In fact, "The Whale" set a specialty box office record, beating the previous record holder, "Everything Everywhere All at Once." Even so, as The Wrap explained, "The fact that a $60,000 theater average is enough to set an annual record shows how much the specialty market has collapsed." Previous specialty market winners would regularly average over $100,000 per theater in limited release.

"The Whale" has proven to be a strong comeback vehicle for Brendan Fraser, and has also overcome controversy (via NPR) and mixed reviews to become an indie hit. While this is encouraging for the indie market, just one film doing well while numerous others have floundered does not bode well overall for non-tentpole releases.

Was releasing Babylon at Christmas a mistake?

We've seen movies like "Babylon" throughout Hollywood history: they usually get made after a director has a big hit, and demands final cut on their next movie. The end result? Films like "Heaven's Gate," "1941," "One From the Heart," and other disasters where a director has too much freedom and money to burn.

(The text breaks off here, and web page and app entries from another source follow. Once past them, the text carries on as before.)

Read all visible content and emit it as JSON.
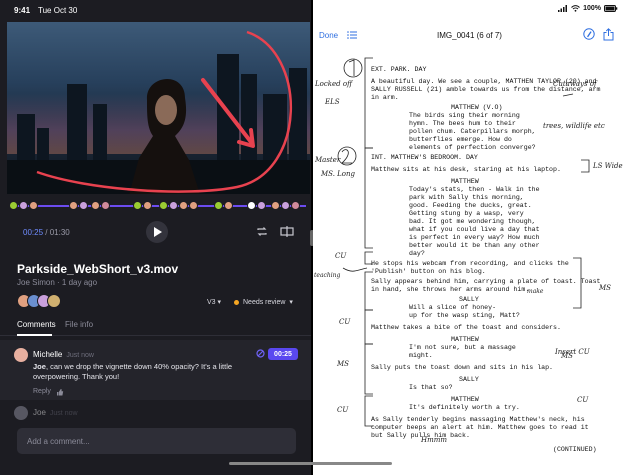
{
  "status": {
    "time": "9:41",
    "date": "Tue Oct 30",
    "battery": "100%"
  },
  "player": {
    "current_time": "00:25",
    "total_time": "01:30",
    "separator": " / "
  },
  "asset": {
    "title": "Parkside_WebShort_v3.mov",
    "subtitle": "Joe Simon · 1 day ago",
    "version": "V3",
    "status": "Needs review",
    "status_color": "#f5a623"
  },
  "tabs": [
    {
      "label": "Comments"
    },
    {
      "label": "File info"
    }
  ],
  "comments": [
    {
      "author": "Michelle",
      "time": "Just now",
      "body": "Joe, can we drop the vignette down 40% opacity? It's a little overpowering. Thank you!",
      "mention": "Joe",
      "timestamp": "00:25",
      "reply_label": "Reply"
    },
    {
      "author": "Joe",
      "time": "Just now"
    }
  ],
  "add_comment": {
    "placeholder": "Add a comment..."
  },
  "doc": {
    "done_label": "Done",
    "title": "IMG_0041 (6 of 7)"
  },
  "script_lines": [
    "EXT. PARK. DAY",
    "A beautiful day. We see a couple, MATTHEN TAYLOR (20) and",
    "SALLY RUSSELL (21) amble towards us from the distance, arm",
    "in arm.",
    "MATTHEW (V.O)",
    "The birds sing their morning",
    "hymn. The bees hum to their",
    "pollen chum. Caterpillars morph,",
    "butterflies emerge. How do",
    "elements of perfection converge?",
    "INT. MATTHEW'S BEDROOM. DAY",
    "Matthew sits at his desk, staring at his laptop.",
    "MATTHEW",
    "Today's stats, then - Walk in the",
    "park with Sally this morning,",
    "good. Feeding the ducks, great.",
    "Getting stung by a wasp, very",
    "bad. It got me wondering though,",
    "what if you could live a day that",
    "is perfect in every way? How much",
    "better would it be than any other",
    "day?",
    "He stops his webcam from recording, and clicks the",
    "'Publish' button on his blog.",
    "Sally appears behind him, carrying a plate of toast. Toast",
    "in hand, she throws her arms around him.",
    "SALLY",
    "Will a slice of honey-",
    "up for the wasp sting, Matt?",
    "Matthew takes a bite of the toast and considers.",
    "MATTHEW",
    "I'm not sure, but a massage",
    "might.",
    "Sally puts the toast down and sits in his lap.",
    "SALLY",
    "Is that so?",
    "MATTHEW",
    "It's definitely worth a try.",
    "As Sally tenderly begins massaging Matthew's neck, his",
    "computer beeps an alert at him. Matthew goes to read it",
    "but Sally pulls him back.",
    "(CONTINUED)"
  ],
  "handwriting": [
    "Locked off",
    "ELS",
    "Cutaways of",
    "trees, wildlife etc",
    "Master",
    "MS. Long",
    "LS Wide",
    "CU",
    "MS",
    "CU",
    "MS",
    "CU",
    "MS",
    "CU",
    "Insert CU",
    "Hmmm",
    "teaching",
    "make"
  ]
}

"Babylon" was written and directed by Damien Chazelle, who also helmed the Oscar-winning hit "La La Land." It's a three-hour movie about the dawn of the sound era in movies, and it's gotten scathing reviews. CNN proclaimed it a "sprawling, messy, three-hour-plus endurance test," while Slate – referencing the film's opening scene — called it "a defecating elephant of a movie."

The film cost $88 million, but only made $5.3 million in its opening weekend. It may have been a mistake opening this movie for Christmas, but an even bigger mistake could have been allowing it to go forward in the first place. "Babylon" could wind up being the sole black mark in what's been a big year at the box office for Paramount (per Variety), with "Top Gun: Maverick" and the horror thriller "Smile" bringing in big money, but it's still a pretty unsightly blemish nonetheless.

How would another COVID surge affect theaters?

According to NBC News, scientists say that COVID is here to stay, and we'll have to deal with it for the rest of our lives. But if another COVID surge hits, what kind of effect could it have on theatrical releases? We've already seen "Avatar" take a hit overseas from COVID, and while it hasn't hurt the movie's grosses overall, one would think that if the U.S. has to shut down theaters again, it could be a disaster — even fatal — for the industry.

Looking at the virus's spike in China, Variety reported that "the growing COVID problem in China is causing rapid revisions of all expectations." China has had a zero-COVID policy, where everyone infected had to be isolated, and cities have been locked down with little notice. But with this policy recently relaxed and infections reportedly on the rise, audiences there are still staying away from theaters out of fear of catching the disease.

While we may never go back to complete lockdown, the recent surges  — and the threat of new variants — have given the industry yet another thing to worry about for the upcoming year.

Can a big blockbuster take home the Oscar?

Now that audiences are going back to theaters again for big blockbusters like "Top Gun: Maverick" and "Avatar: The Way of Water," the question remains: how does the Oscar race look for next year? According to the Hollywood Reporter, for just the second time in 20 years there are several blockbusters that have a strong shot at earning the gold statue. Box office behemoths and effects-driven movies have famously gotten short shrift at the Academy Awards, but the "Top Gun," "Black Panther," and "Avatar" sequels could be strong contenders for Best Picture.

At the same time, movies that are usually strong Oscar bait have been tanking at the box office. Films like "Tar," "Till," and "Armageddon Time" have all been struggling, and as World of Reel explains, "The number of mature moviegoers buying tickets is severely down, and streaming services are making people stay at home instead of churning out their hard-earned money for overpriced parking, popcorn and movie tickets."

The last time that a tentpole-type movie swept the Oscars was in 2004, when "The Lord of the Rings: The Return of the King" won it all. Perhaps "Top Gun: Maverick," "Avatar: The Way of Water" and "Black Panther: Wakanda Forever" could have a real shot at next year's Academy Awards, because at the moment it's hard to tell which mainstream dramas and indie films lead the race.